A major dust storm hit several areas in Irak turning all in orange


Dozens people were hospitalized with serious respiratory problems – suffocation and breathing difficulties – in the center and the west of Iraq after a big dust storm occured on Sunday and a thick layer of orange dust settled across streets and vehicles, seeping into people’s homes in the capital Baghdad. The sky turned orange. Dense clouds of orange dust descended on some cities.The storms also dramatically reduced visibility levels. Flights have been interrupted at the airports of Baghdad and Najaf due to the dust storm.

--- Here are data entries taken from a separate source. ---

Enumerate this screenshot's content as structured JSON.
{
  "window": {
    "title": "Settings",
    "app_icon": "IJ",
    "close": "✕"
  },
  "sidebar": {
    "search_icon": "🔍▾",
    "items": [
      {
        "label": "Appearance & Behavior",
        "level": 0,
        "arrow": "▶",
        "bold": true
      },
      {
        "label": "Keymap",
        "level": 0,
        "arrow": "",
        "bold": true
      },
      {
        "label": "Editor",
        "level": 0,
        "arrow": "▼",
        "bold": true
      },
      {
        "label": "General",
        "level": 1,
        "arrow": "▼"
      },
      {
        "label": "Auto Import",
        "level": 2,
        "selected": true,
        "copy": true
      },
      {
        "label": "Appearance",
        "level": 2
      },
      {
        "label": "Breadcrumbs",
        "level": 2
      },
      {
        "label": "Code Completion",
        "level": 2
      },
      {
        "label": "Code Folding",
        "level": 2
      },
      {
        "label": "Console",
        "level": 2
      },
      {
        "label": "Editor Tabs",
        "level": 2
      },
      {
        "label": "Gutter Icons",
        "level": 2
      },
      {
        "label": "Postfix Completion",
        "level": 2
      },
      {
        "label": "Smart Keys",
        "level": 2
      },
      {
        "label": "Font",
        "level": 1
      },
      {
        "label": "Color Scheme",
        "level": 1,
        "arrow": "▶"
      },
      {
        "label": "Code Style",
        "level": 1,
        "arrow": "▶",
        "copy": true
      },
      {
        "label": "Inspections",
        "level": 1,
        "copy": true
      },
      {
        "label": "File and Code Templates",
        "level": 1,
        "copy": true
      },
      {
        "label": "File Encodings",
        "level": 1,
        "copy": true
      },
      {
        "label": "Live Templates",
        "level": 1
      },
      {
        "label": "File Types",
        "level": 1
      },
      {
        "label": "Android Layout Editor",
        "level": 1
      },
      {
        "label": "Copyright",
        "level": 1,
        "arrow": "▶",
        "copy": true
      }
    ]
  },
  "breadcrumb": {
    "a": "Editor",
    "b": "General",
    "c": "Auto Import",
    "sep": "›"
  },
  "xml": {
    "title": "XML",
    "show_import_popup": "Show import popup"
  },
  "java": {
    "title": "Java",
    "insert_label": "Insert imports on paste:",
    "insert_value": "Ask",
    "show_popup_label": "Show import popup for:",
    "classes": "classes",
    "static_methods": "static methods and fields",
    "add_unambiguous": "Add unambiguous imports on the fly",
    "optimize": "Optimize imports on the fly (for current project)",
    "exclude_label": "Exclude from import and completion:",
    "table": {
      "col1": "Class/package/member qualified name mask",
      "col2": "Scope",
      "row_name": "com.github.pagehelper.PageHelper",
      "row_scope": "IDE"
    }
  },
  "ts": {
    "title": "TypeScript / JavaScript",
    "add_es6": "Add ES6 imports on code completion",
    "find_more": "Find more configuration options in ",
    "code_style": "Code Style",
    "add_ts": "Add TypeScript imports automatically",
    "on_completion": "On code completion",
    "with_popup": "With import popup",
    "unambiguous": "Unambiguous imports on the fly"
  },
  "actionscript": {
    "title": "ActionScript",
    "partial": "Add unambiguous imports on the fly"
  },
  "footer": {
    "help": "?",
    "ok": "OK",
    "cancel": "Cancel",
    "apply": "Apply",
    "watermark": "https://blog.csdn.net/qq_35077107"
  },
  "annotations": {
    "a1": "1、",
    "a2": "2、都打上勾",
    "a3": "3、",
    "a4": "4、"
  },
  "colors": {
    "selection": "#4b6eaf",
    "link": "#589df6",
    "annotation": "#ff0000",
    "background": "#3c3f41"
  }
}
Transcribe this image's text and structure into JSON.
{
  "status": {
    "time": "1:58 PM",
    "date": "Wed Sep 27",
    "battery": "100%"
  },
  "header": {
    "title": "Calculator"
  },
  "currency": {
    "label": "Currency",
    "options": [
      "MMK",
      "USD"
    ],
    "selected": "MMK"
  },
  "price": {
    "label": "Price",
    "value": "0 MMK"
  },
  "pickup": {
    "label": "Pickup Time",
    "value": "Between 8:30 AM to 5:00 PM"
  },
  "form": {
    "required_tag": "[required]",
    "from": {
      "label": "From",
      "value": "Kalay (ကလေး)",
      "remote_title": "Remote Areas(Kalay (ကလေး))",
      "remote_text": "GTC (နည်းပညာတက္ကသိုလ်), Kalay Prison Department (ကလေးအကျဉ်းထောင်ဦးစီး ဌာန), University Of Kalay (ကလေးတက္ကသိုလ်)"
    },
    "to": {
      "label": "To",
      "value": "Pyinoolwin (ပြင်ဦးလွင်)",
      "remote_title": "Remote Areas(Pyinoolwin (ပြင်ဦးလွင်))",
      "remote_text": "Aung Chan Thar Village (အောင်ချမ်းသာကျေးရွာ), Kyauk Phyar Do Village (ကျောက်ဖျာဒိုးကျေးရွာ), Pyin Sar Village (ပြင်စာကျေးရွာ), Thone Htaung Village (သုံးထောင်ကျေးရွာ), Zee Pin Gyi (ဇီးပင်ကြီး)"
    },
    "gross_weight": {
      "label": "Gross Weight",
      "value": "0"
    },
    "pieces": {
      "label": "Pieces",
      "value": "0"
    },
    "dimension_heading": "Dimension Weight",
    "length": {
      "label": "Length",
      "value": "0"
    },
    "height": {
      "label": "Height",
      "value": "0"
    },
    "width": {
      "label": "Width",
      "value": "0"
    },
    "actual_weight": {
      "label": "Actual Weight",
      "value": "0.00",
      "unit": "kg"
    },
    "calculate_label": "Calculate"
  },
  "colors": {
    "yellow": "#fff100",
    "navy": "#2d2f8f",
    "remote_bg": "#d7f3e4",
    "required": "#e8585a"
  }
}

The phenomenon continued into Monday. Iraq’s meteorological office previously said the weather phenomenon is expected to become increasingly frequent “due to drought, desertification and declining rainfall”, because Iraq is particularly vulnerable to climate change. Environment Ministry official Issa al-Fayad warned on April that Iraq could face “272 days of dust” a year in coming decades. This also brings social and economic disaster in the country. Sandstorms occurred in recent years in other countries including Lebanon, Israel, Syria, Cyprus and China. Sand and dust storms usually occur when strong winds lift large amounts of sand and dust from bare, dry soils into the atmosphere. They are meteorological hazards in arid and semi-arid regions, as Northern Africa, the Arabian Peninsula, Central Asia and China. The average lifetime of dust particles in the atmosphere ranges from a few hours for particles with a diameter larger than 10 μm, to more than 10 days for the sub-micrometric ones. There is not an immediate solution for such problem which needs increasing vegetation cover and creating forests. Of course, facial respiratory masks are needed and can help a little.